There are a number reasons why your employee advocacy program may not reach the giddy heights you were expecting when you initially launched it, but the most common reason of all is content.
Before launching your employee advocacy software tool, take time think about the structure of your content. Divide it up into logical sections most relevant to your internal target audience e.g. make sure the HR folks only see content relevant to them and their networks. If you don't do this, you'll find adoption of the tool will decline over time as the content becomes irrelevant for users.
However, there’s a balance to be struck. Be careful not to put people in boxes based on their function. You also need to consider their motivation: are they looking to become a thought-leader or are they focused on their sales performance? Content categories can be set up based on what will engage the employees as well as on what the brand wants to amplify.
Some employee advocacy tools allow users to import their own content feeds. By encouraging this approach, you will ensure the creation of a tribe of unique voices; something which is far better, and infinitely more credible, than an orchestrated chorus of parrots.
Don't just share branded content with your employees. They will want to protect their personal brand and if they are only publishing branded content it impacts their credibility and authenticity. For example, importing and sharing trending articles that aren't brand related will help develop their online professional brands.
Simply put, if you can't measure the impact of your Employee Advocacy journey you:
• Won't know if you're achieving the objectives you set
• Will limit your ability to adapt and enhance your program over time
• Find it hard to communicate return on investment to leadership
• Struggle to secure investment to renew tool licenses next year
As with any social program, there are so many things you can measure. Impressions, likes, comments, shares... the list goes on. Focus beyond some of the vanity metrics: employee advocacy costs money and no business will invest unless they see a return so you need to tie advocacy back to the business. Start with a convincing, high-level fact: high performing firms with a formal employee advocacy program grow faster than those who don’t have one.
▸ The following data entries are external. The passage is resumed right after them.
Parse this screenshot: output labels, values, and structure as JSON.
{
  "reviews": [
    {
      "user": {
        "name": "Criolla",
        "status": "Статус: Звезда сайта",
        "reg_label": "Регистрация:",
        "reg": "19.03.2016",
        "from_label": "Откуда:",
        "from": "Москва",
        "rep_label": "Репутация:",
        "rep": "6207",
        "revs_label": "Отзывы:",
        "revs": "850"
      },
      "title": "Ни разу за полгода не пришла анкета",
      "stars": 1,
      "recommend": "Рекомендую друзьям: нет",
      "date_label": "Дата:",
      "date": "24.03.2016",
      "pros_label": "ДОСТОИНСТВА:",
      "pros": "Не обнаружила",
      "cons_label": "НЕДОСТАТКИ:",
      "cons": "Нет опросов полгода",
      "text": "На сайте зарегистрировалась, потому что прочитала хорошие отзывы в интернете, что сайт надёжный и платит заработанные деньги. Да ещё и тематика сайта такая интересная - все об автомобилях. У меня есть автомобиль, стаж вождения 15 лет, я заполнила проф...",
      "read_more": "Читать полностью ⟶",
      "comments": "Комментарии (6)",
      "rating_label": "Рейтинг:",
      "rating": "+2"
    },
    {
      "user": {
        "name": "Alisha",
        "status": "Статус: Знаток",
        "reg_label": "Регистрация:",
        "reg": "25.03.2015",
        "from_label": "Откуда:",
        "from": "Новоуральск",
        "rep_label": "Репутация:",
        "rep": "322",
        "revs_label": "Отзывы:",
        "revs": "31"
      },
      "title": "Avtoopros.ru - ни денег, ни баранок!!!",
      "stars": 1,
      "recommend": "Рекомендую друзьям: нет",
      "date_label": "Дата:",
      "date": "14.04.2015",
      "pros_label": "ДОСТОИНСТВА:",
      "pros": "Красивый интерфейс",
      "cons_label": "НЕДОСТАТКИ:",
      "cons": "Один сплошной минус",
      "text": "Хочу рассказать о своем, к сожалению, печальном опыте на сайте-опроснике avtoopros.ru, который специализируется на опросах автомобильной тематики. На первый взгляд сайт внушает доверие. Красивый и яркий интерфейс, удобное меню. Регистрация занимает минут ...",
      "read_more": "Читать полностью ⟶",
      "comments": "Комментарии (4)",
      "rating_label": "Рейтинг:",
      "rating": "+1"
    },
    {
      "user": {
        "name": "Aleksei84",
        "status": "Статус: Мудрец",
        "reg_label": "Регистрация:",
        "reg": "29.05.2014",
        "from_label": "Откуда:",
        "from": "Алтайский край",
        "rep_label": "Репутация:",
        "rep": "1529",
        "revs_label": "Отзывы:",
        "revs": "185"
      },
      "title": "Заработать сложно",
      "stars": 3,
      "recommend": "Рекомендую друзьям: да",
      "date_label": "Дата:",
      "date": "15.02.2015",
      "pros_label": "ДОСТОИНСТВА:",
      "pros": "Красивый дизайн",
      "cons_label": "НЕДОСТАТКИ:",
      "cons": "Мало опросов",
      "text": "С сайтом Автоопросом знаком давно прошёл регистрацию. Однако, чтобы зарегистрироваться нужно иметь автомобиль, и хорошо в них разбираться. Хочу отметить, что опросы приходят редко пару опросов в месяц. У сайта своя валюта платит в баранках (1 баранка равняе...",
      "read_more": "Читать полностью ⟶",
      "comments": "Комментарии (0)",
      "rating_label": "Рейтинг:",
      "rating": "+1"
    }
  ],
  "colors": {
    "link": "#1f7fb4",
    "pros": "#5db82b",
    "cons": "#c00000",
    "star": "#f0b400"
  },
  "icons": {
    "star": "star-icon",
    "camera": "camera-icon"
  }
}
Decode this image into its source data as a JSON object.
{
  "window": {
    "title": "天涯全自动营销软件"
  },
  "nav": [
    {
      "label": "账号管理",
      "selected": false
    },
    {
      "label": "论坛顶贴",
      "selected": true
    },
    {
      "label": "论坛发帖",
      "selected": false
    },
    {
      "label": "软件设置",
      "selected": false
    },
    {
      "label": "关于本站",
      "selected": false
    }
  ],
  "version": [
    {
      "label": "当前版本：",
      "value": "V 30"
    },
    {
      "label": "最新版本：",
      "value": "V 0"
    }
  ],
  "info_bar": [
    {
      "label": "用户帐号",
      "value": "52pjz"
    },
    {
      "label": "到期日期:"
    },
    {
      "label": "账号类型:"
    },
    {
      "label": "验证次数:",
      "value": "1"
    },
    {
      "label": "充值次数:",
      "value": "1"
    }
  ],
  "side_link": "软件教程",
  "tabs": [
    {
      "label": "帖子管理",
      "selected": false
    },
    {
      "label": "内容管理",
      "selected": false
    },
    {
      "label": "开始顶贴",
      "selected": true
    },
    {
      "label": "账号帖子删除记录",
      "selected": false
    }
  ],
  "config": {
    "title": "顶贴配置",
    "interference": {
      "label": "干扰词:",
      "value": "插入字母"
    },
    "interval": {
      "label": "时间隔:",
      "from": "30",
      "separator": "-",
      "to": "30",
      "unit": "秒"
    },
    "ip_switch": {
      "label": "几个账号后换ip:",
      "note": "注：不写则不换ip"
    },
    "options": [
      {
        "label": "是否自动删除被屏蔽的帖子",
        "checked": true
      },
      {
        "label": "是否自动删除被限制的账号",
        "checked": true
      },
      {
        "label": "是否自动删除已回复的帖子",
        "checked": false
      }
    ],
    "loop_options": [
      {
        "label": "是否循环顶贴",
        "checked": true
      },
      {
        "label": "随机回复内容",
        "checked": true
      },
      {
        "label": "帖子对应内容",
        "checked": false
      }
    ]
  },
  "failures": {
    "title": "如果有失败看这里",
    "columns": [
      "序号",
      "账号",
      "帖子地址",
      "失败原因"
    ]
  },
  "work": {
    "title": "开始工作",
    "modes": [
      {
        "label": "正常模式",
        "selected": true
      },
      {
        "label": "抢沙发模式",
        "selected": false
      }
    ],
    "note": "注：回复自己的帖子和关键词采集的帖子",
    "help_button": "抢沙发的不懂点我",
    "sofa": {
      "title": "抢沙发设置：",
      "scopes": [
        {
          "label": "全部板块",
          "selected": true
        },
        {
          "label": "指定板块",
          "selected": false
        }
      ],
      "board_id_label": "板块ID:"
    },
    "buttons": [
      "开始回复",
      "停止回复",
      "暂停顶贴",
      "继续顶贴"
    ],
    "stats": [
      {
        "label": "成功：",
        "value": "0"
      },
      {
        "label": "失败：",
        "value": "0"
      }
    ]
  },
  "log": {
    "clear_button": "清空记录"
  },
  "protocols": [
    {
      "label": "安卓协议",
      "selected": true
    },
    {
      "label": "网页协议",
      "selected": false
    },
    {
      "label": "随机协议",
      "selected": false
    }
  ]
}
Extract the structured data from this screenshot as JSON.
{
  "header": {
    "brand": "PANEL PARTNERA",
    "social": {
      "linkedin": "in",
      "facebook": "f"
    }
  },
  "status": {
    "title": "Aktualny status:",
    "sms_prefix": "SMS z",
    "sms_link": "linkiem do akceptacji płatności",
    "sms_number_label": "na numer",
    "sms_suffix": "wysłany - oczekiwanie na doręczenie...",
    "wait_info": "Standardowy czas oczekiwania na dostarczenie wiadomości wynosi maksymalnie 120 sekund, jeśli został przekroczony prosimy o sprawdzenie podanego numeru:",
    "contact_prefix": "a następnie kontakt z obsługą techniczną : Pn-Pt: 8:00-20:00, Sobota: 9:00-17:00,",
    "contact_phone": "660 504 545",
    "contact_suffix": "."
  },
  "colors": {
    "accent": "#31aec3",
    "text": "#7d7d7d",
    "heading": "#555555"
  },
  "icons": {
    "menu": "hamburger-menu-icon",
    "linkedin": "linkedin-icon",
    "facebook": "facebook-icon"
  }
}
They also report other benefits, including a shorter sales cycle, improved social selling, better top talent retention and more.
The benefits are there to be realised but it’s critical that the right metrics are identified at an early stage. They key to building a compelling business case is to look right across the business.
It’s likely that many organisations are focused only on lead generation and conversion without realising that employee advocacy can affect many different departments and processes, which contribute directly to the bottom line.
✓ Do encourage employees to build their professional brand
✓ Do provide training to help employees on their journey
✓ Do recognise and reward your social superstars
✓ Do on-board leaders early on to encourage employees to take part
✘ Don’t encourage “shares win prizes” to incentivise spamming behaviour
✘ Don’t mandate participation
✘ Don’t just include branded content – mix it up with external industry content
✘ Don’t forget to analyse performance, relating back to the wider business objectives
By implementing a successful employee advocacy program, you effectively turn your workforce into a sales force, where potentially everyone can influence the buyer journey.
Here’s a summary of ways to measure the success of your employee advocacy program. Don’t forget to go back to your business cases and tie these to your desired outcomes:
Measuring the impact of employee advocacy needs to be considered within the wider context of your business. Look at what your business is already measuring and then seek out correlations and comparisons based on the data you get within your employee advocacy tool.
With end-to-end attribution, there is no reason why you can't get to a position where you can confidently say "X number of customers closed as a result of advocacy generating X pipeline". This is possible today if you know how to build the framework to make it happen.